Last night saw the opening of London Met’s new exhibition, ‘Fabric of the City’. Drawing upon East London’s rich textile tradition, a number of artists were invited to use the 17th century weaving of Spitalfields Silk as an inspiration point from which to formulate a contemporary work.
I had the wonderful opportunity to work on a collaborative embroidery piece for Karen Coughlan, a pair of ‘Gin Gloves’ worked in silk shading and metal-thread embroidery:
Anne Fanshaw, daughter of the Lord Mayor of London, wore a dress woven of Spitalfields silk to an event celebrating her father’s newly-appointed position in 1752. Motifs of hops and barley woven into the fabric reflect her father’s position as a master brewer within the City. Inspired by this representation, the ‘Gin Gloves’ also contain botanical imagery specific to this particular alcohol: twirling vines of the juniper berry and elegant stems of angelica ‘growing’ up the surface of the glove. The falling baby was inspired by Hogarth’s ‘Gin Lane’ etching.
The gloves themselves are handmade from leather, which although supple proved to be a pain to sew accurately through. However, patience persisted and I managed to successfully produce a piece of metal thread embroidery on a less-than-ideal surface. The angelica stems are comprised of padded ‘veins’ appliqued over with couched green metallic passing, growing towards chips of bright check silver blossoms. The juniper branches are cutwork purls, single-strand silk shaded leaves and appliqued padded berries. The baby was heavily padded to give it the desired three-dimensional effect, ‘growing’ out of the glove, embroidered in black floss and edged with silver pearl purl.

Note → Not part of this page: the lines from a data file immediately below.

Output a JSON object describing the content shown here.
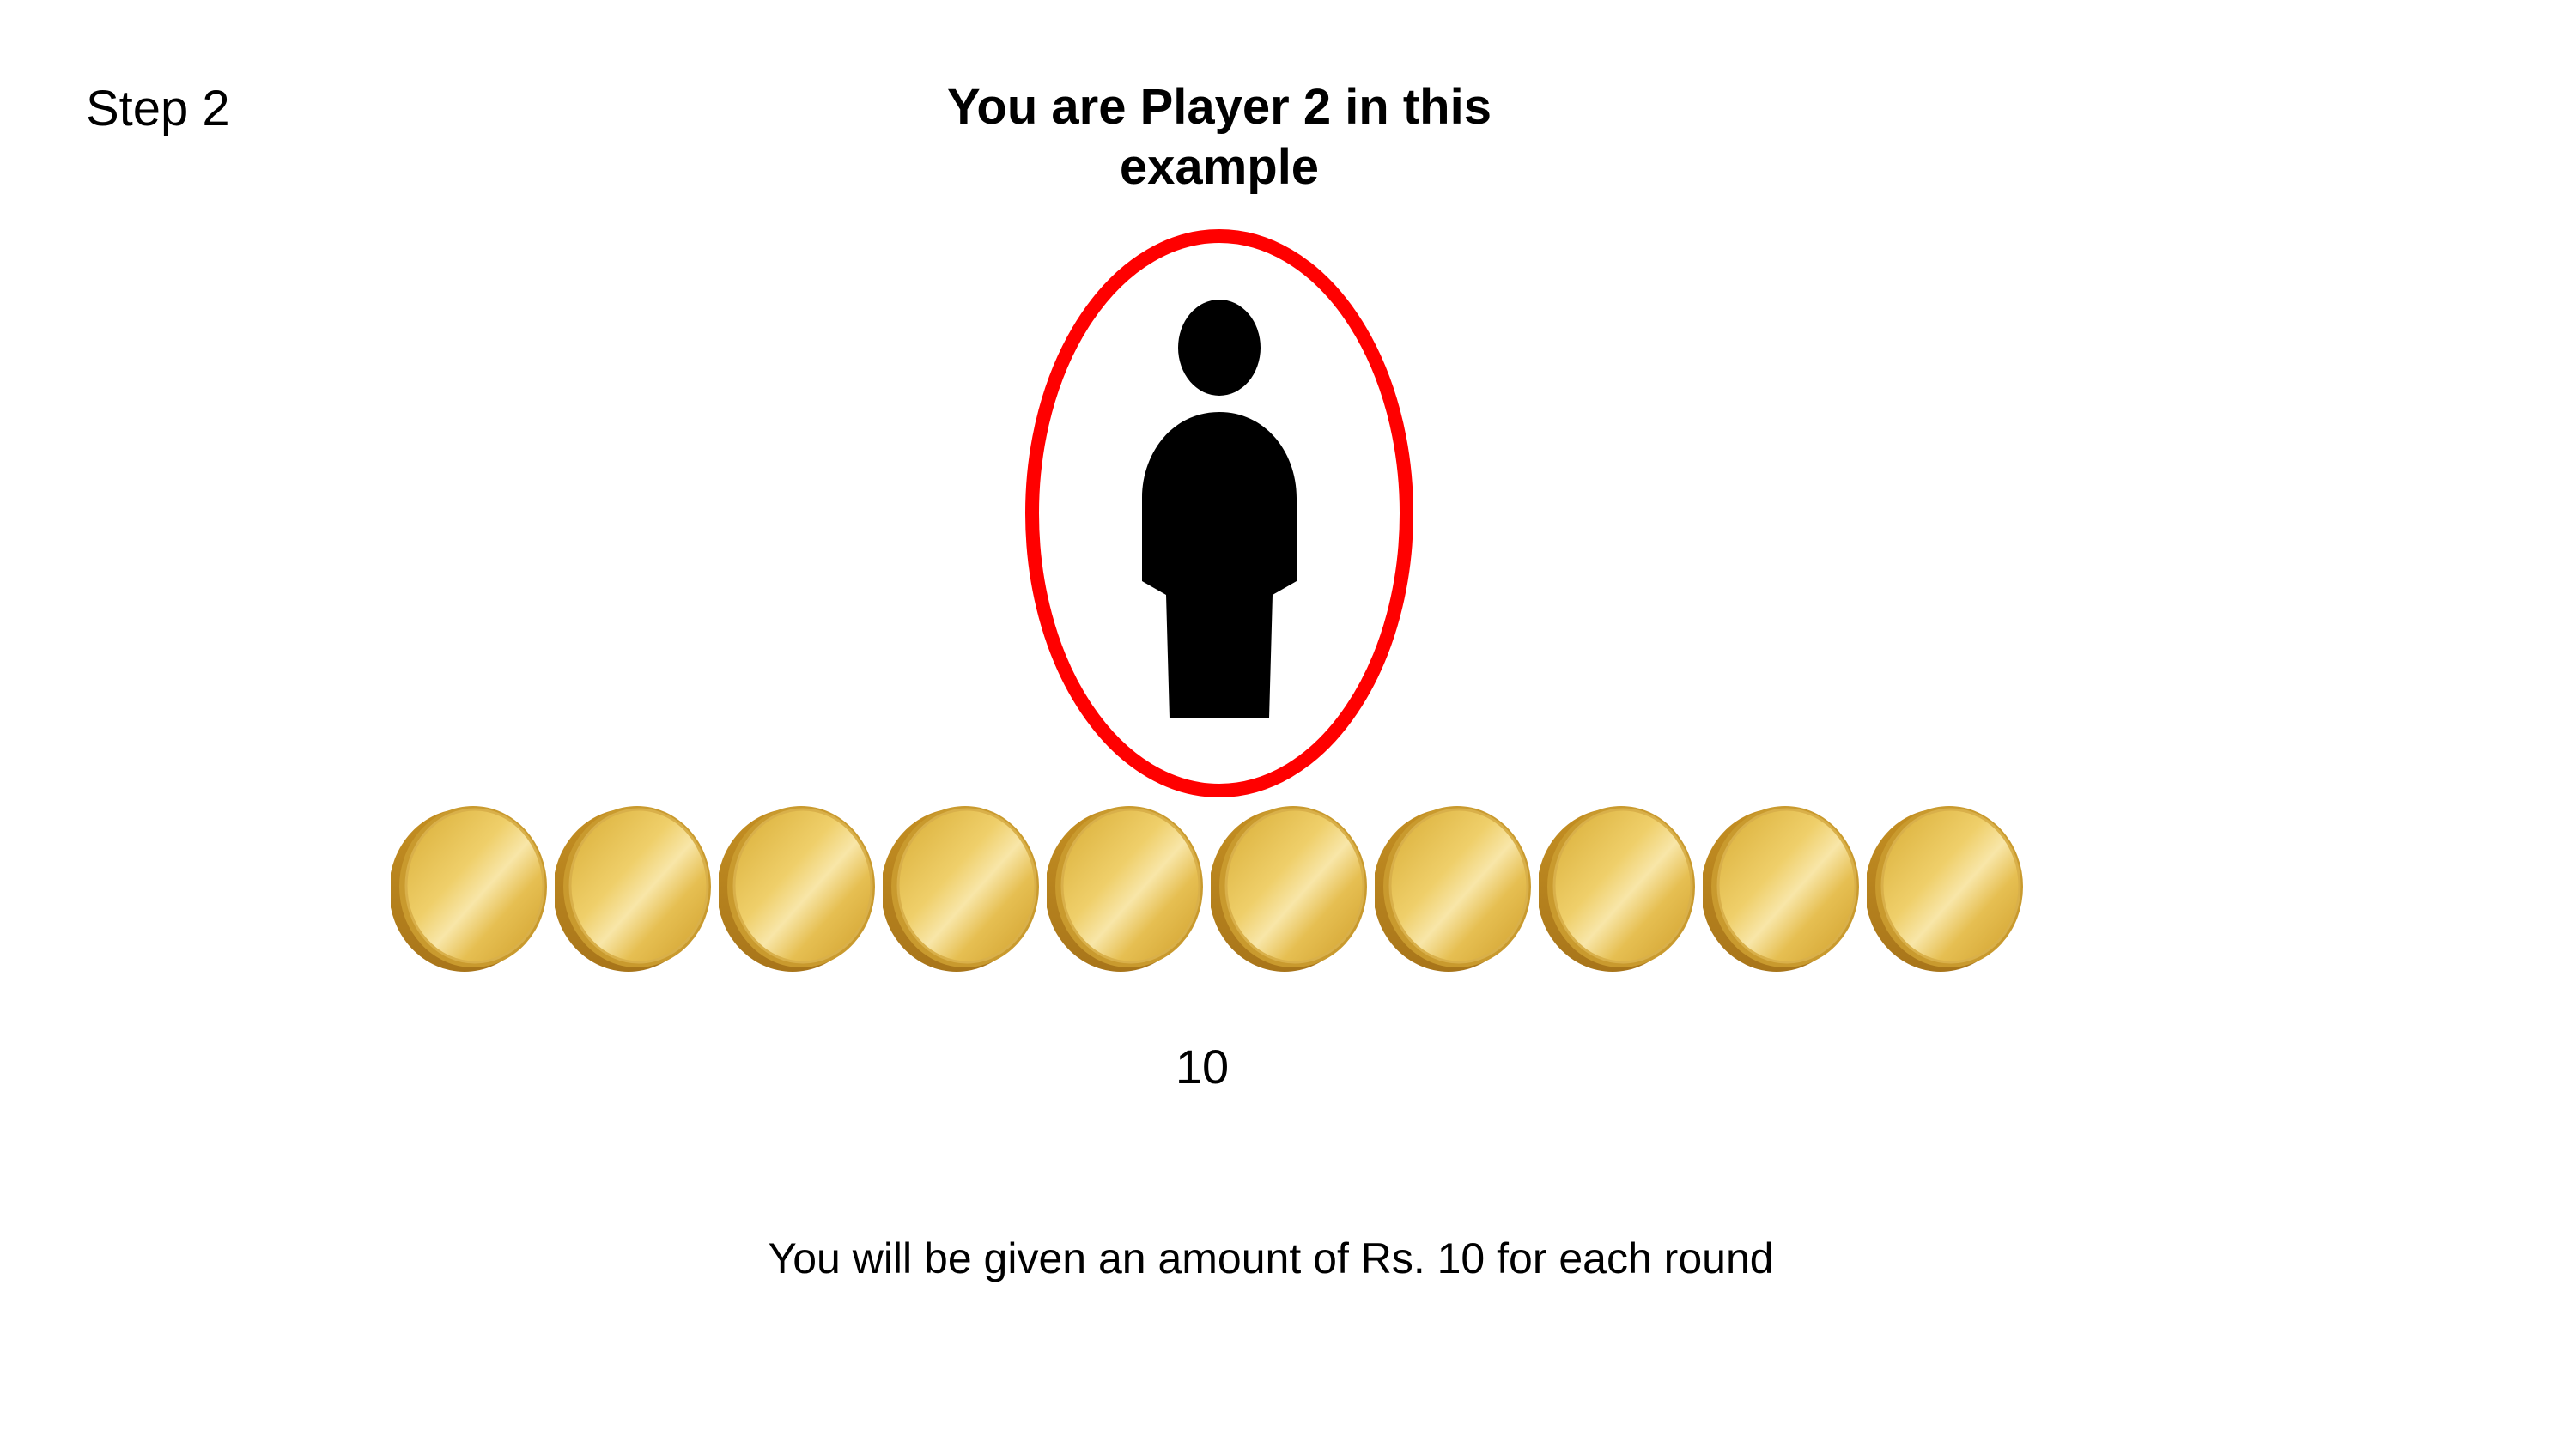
{
  "step_label": "Step 2",
  "title": "You are Player 2 in this example",
  "player": {
    "icon": "person-icon",
    "highlight_color": "#ff0000"
  },
  "coins": {
    "count": 10,
    "icon": "gold-coin-icon",
    "color": "#e8c14a"
  },
  "amount": "10",
  "footer_note": "You will be given an amount of Rs. 10 for each round"
}
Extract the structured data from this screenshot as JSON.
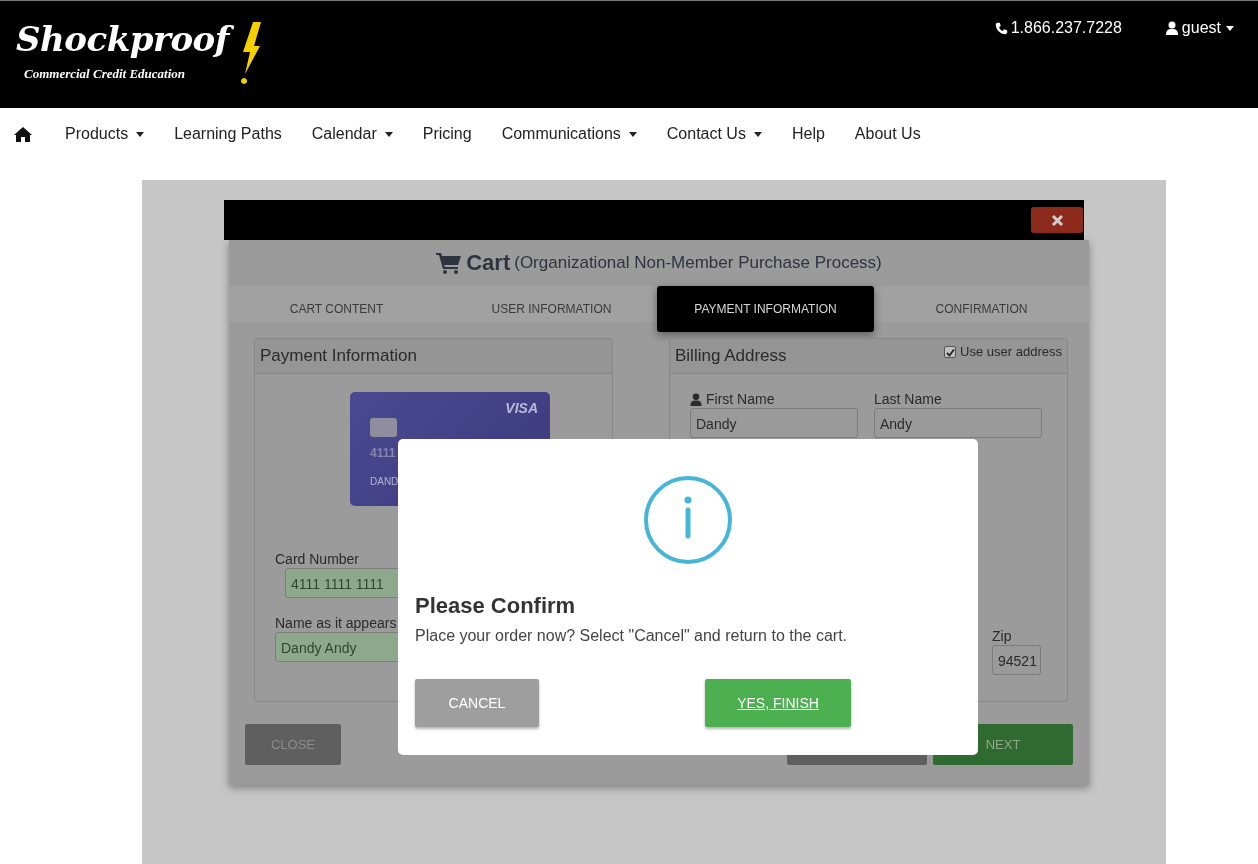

I found this a very enjoyable commission to work on as it appeals to my sense of humour: the absurdness of the baby falling out of a gin botanical seems an exquisite combination. It also impressed upon me the sense of personal responsibility present in a commission such as this – not only was I responsible for the technical execution of the stitch itself, but I also had comparatively free reign in relation to drawing out the initial design and suggesting choices of threads etc. Whilst any collaborative project is always a two-way exchange of ideas, I think during this project I truly realised that unlike working for Hand and Lock (where designs always came to my desk fully designed in a kind of colour-by-numbers kit), here my confidence in creative discretion was of utmost importance. I hope this confidence is something I can continue to cultivate on subsequent collaborations.
Do come along to the exhibition if you can and see the many wonderful works on display. Despite the many hours of careful concentration and craftsmanship invested, the private view nearly didn’t happen yesterday – London Underground had a tube strike on, and the resulting chaos in the remainder of the public transport system was ridiculous. I got sunburn waiting over two hours for a seemingly non-existent bus, with every one which did turn up driving past and literally full to bursting. As the queue for a taxi out of King’s Cross station was in excess of two hundred people and an estimated several hours’ wait, this piece would not have made it to the gallery had I not flung myself in front of a passing empty taxi in desperation. The resulting zombie-like scramble for ’empty taxi without the queue!!’ notwithstanding, my journey to the gallery was saved. And I didn’t die throwing myself in front of a moving vehicle in desperation, suffragette-style, so I’m still available for future commissions!